Chen, Y.-Q., Zhou, Y.-Q., Fu, L.-H., Wang, D., and Wang, M.-H. Multiple Pulmonary adenomas in the lung of transgenic mice overexpressing the RON receptor tyrosine kinase. Carcinogenesis. 2002, 11:1811-1819.
Zhou, Y.-Q, Wang, D., Jiang, Y.-H., and Chen, Y.-Q., and Wang, M.H. Altered expression of the RON receptor tyrosine kinase in primary colorectal carcinomas: generation of different splicing variants and their biological significance. Oncogene 2003, 22:186-197.
Wang, M.-H., Wang, D., Shen, J.-F., and Chen, Y.-Q. Oncogennic and metastatic potentials of the RON receptor tyrosine kinase. Carcinogenesis. 2003, 23: 1291-1300.
Wang, D., Chen, U.-Q., and Wang, M.H. Collaborative activities of macrophage stimulating protein and transforming growth factor-ß1 in induction of epithelial to mesenchymal transition: role of the RON receptor tyrosine kinase. Oncogene, 2004, 23: 1668-1680.
Xu, X.-M, Wang, D., Shen, Q., Chen, Y.-Q., Wang, M.-H. RNA-mediated gene silencing of the RON receptor tyrosine kinase alters oncogenic phenotypes of human colorectal carcinoma cells. Oncogene. 2004, 23:8464-74.
Da Wang, Qi Shen, Xiang-Ming Xu, Yi-Qing Chen, and Ming-Hai Wang. Activation of the RON receptor tyrosine kinase attenuates transforming growth factor-beta1-induced apoptotic death and promotes phenotypic changes in mouse intestinal epithelial cells.
Carcinogenesis. 2005; 26:27-36.
Xu, X.-M. and M.-H., Wang. Mechanisms of cytoplasmic ß-catenin accumulation and its involvement in tumorigenic activities mediated by oncogenic splicing variant of the receptor originated from nantes tyrosine kinase. J. Biol. Chem. 2005, 280: 25087-25-94
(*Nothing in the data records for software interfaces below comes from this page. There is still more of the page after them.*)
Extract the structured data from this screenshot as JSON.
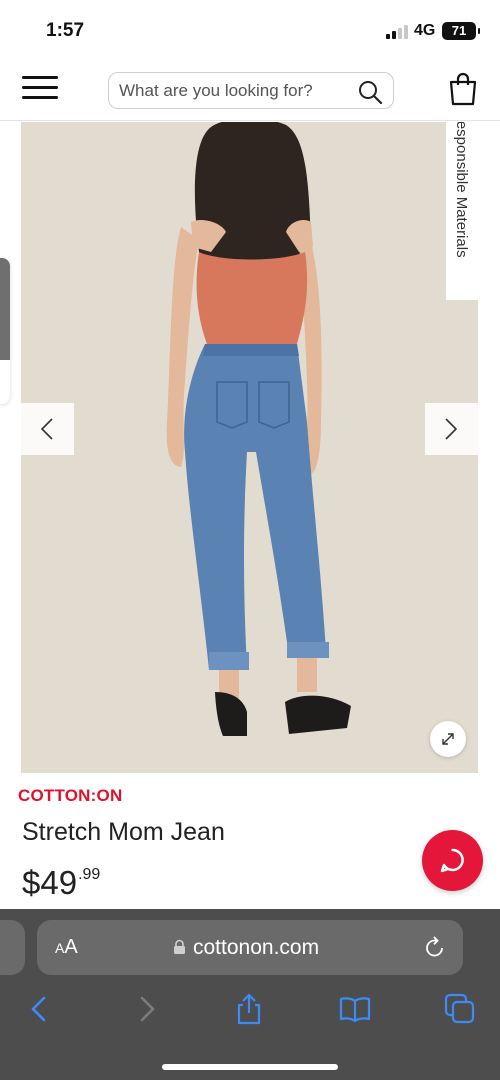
{
  "status_bar": {
    "time": "1:57",
    "network": "4G",
    "battery": "71"
  },
  "header": {
    "menu_icon": "hamburger-menu-icon",
    "search": {
      "placeholder": "What are you looking for?",
      "value": ""
    },
    "search_icon": "search-icon",
    "cart_icon": "shopping-bag-icon"
  },
  "gallery": {
    "badge": "Responsible Materials",
    "prev_icon": "chevron-left-icon",
    "next_icon": "chevron-right-icon",
    "expand_icon": "expand-icon"
  },
  "product": {
    "brand": "COTTON:ON",
    "name": "Stretch Mom Jean",
    "price_dollars": "$49",
    "price_cents": ".99"
  },
  "safari": {
    "aa_small": "A",
    "aa_large": "A",
    "url": "cottonon.com",
    "toolbar": [
      "back-icon",
      "forward-icon",
      "share-icon",
      "bookmarks-icon",
      "tabs-icon"
    ]
  },
  "colors": {
    "brand_red": "#e0112b",
    "chat_red": "#e4173a",
    "safari_bg": "#4d4d4d",
    "link_blue": "#3b8cf7"
  }
}
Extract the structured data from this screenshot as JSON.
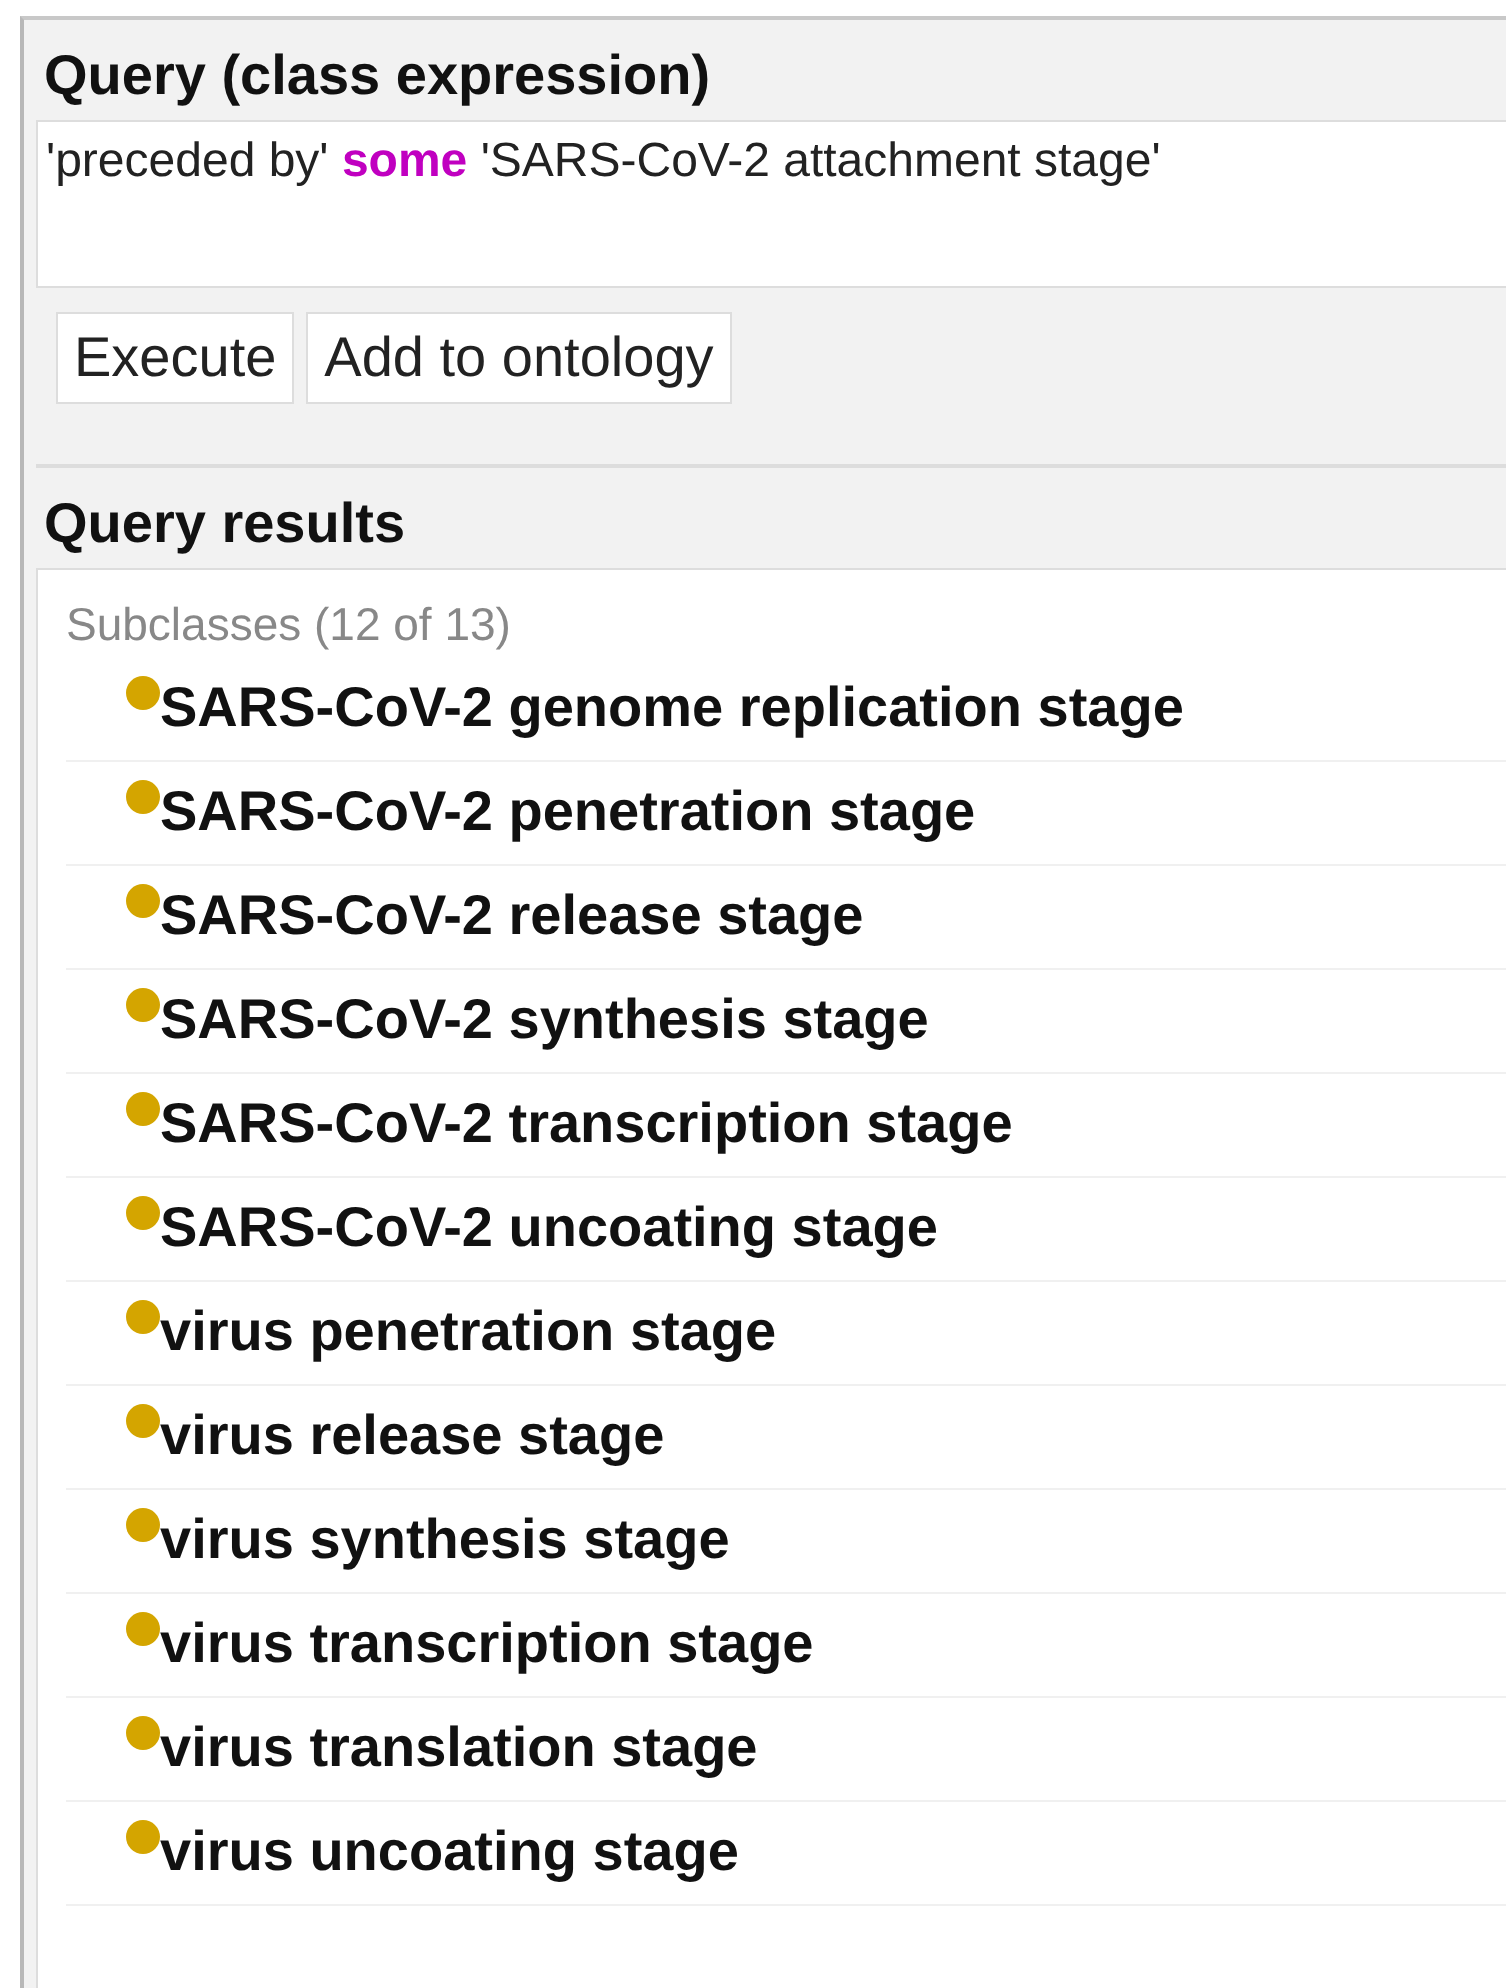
{
  "query_panel": {
    "title": "Query (class expression)",
    "expression": [
      {
        "kind": "text",
        "text": "'preceded by'"
      },
      {
        "kind": "keyword",
        "text": "some"
      },
      {
        "kind": "text",
        "text": "'SARS-CoV-2 attachment stage'"
      }
    ],
    "buttons": [
      "Execute",
      "Add to ontology"
    ]
  },
  "results_panel": {
    "title": "Query results",
    "group_label": "Subclasses (12 of 13)",
    "items": [
      {
        "label": "SARS-CoV-2 genome replication stage"
      },
      {
        "label": "SARS-CoV-2 penetration stage"
      },
      {
        "label": "SARS-CoV-2 release stage"
      },
      {
        "label": "SARS-CoV-2 synthesis stage"
      },
      {
        "label": "SARS-CoV-2 transcription stage"
      },
      {
        "label": "SARS-CoV-2 uncoating stage"
      },
      {
        "label": "virus penetration stage"
      },
      {
        "label": "virus release stage"
      },
      {
        "label": "virus synthesis stage"
      },
      {
        "label": "virus transcription stage"
      },
      {
        "label": "virus translation stage"
      },
      {
        "label": "virus uncoating stage"
      }
    ]
  }
}
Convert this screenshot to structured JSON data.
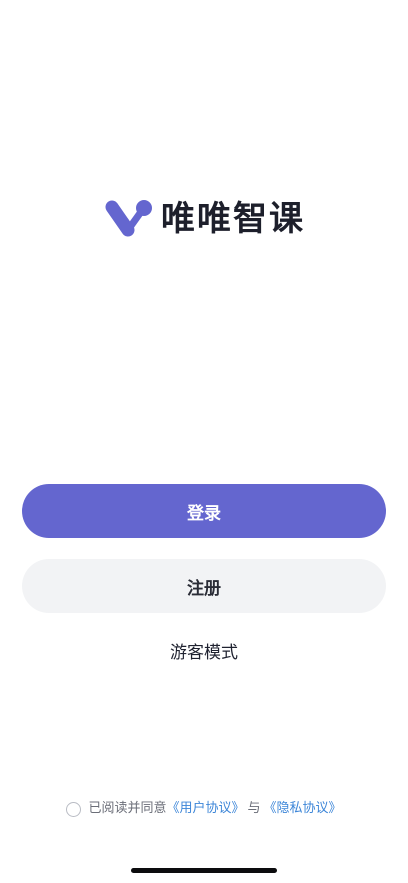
{
  "brand": {
    "app_name": "唯唯智课",
    "logo_icon": "v-molecule-logo-icon",
    "logo_color": "#6466cf"
  },
  "actions": {
    "login_label": "登录",
    "register_label": "注册",
    "guest_label": "游客模式"
  },
  "agreement": {
    "prefix": "已阅读并同意",
    "user_agreement": "《用户协议》",
    "conjunction": "与",
    "privacy_policy": "《隐私协议》",
    "checked": false
  },
  "colors": {
    "primary": "#6466cf",
    "secondary_bg": "#f2f3f5",
    "link": "#3d86d8"
  }
}
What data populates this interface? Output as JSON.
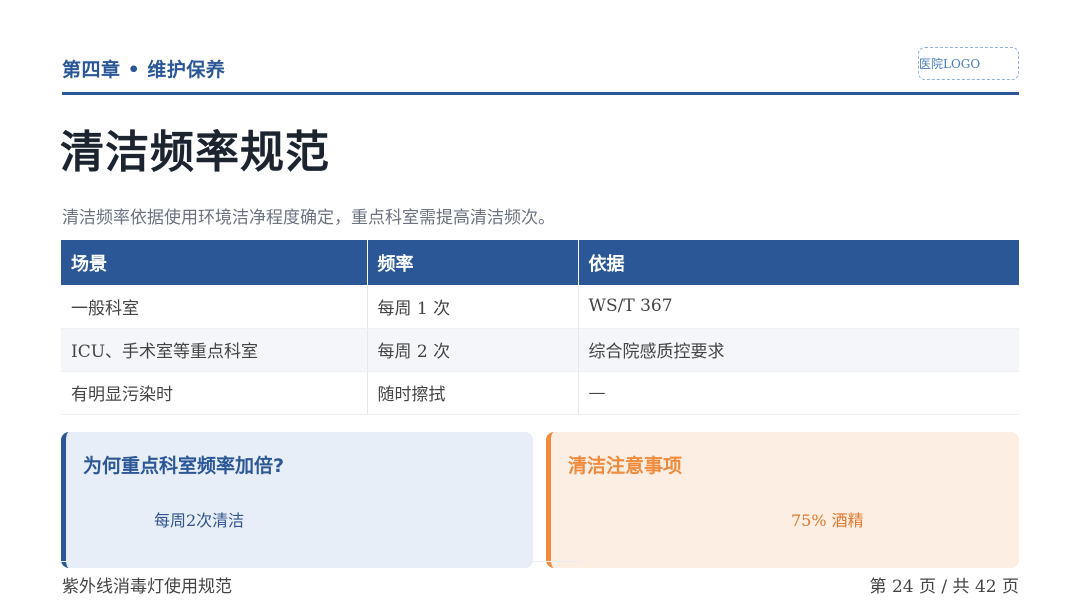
{
  "header": {
    "chapter": "第四章 • 维护保养",
    "logo": "医院LOGO"
  },
  "page": {
    "title": "清洁频率规范",
    "subtitle": "清洁频率依据使用环境洁净程度确定，重点科室需提高清洁频次。"
  },
  "table": {
    "headers": [
      "场景",
      "频率",
      "依据"
    ],
    "rows": [
      [
        "一般科室",
        "每周 1 次",
        "WS/T 367"
      ],
      [
        "ICU、手术室等重点科室",
        "每周 2 次",
        "综合院感质控要求"
      ],
      [
        "有明显污染时",
        "随时擦拭",
        "—"
      ]
    ]
  },
  "cards": {
    "left": {
      "title": "为何重点科室频率加倍?",
      "body": "每周2次清洁"
    },
    "right": {
      "title": "清洁注意事项",
      "body": "75% 酒精"
    }
  },
  "footer": {
    "doc_title": "紫外线消毒灯使用规范",
    "page_prefix": "第",
    "page_current": "24",
    "page_mid": "页 / 共",
    "page_total": "42",
    "page_suffix": "页"
  },
  "colors": {
    "primary": "#2b5797",
    "accent": "#f08a3c"
  }
}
Wang, MH, Yao, HP, and Zhou, YQ. Oncogenesis of the RON receptor tyrosine kinas: a molecular target for malignant epithelial cancers. Acta Pharmacol. Sinica, 2006, 27:641-650
Yao, HP, Luo, YL, Feng, L, Cheng, LF, Lu, Y, Wei, L, and Wang, MH. Agonistic monoclonal antibodies potentiate tumorigenic and invasive activities of splicing variant of the RON receptor tyrosine kinase. Cancer Biology & Therapy. 2006, 5: 1179 – 1186
Wang M-H, Lao WF, Wang D, Luo Y-L, and Yao H-P. Blocking tumorigenic activities of colorectal cancer cells by a splicing variant of the RON receptor tyrosine kinase defective in the tyrosine kinase domain. Cancer Biology & Therapy, 2007, 6: 7
Lu, Y., Yao, H.P., and Wang, M.H. Multiple variants of the RON receptor tyrosine kinase: biochemical properties, tumorigenic activities, and potential drug targets. Cancer Lett. 2007, 257:157-64
Wang, M.H., Wei, L., Luo, Y.L., and Yao, H.P. Altered expression of the receptor tyrosine kinase in various epithelial cancers and its contribution to tumorigenic phenotypes in thyroid cancer cells. J. Pathol. 2007, (in press).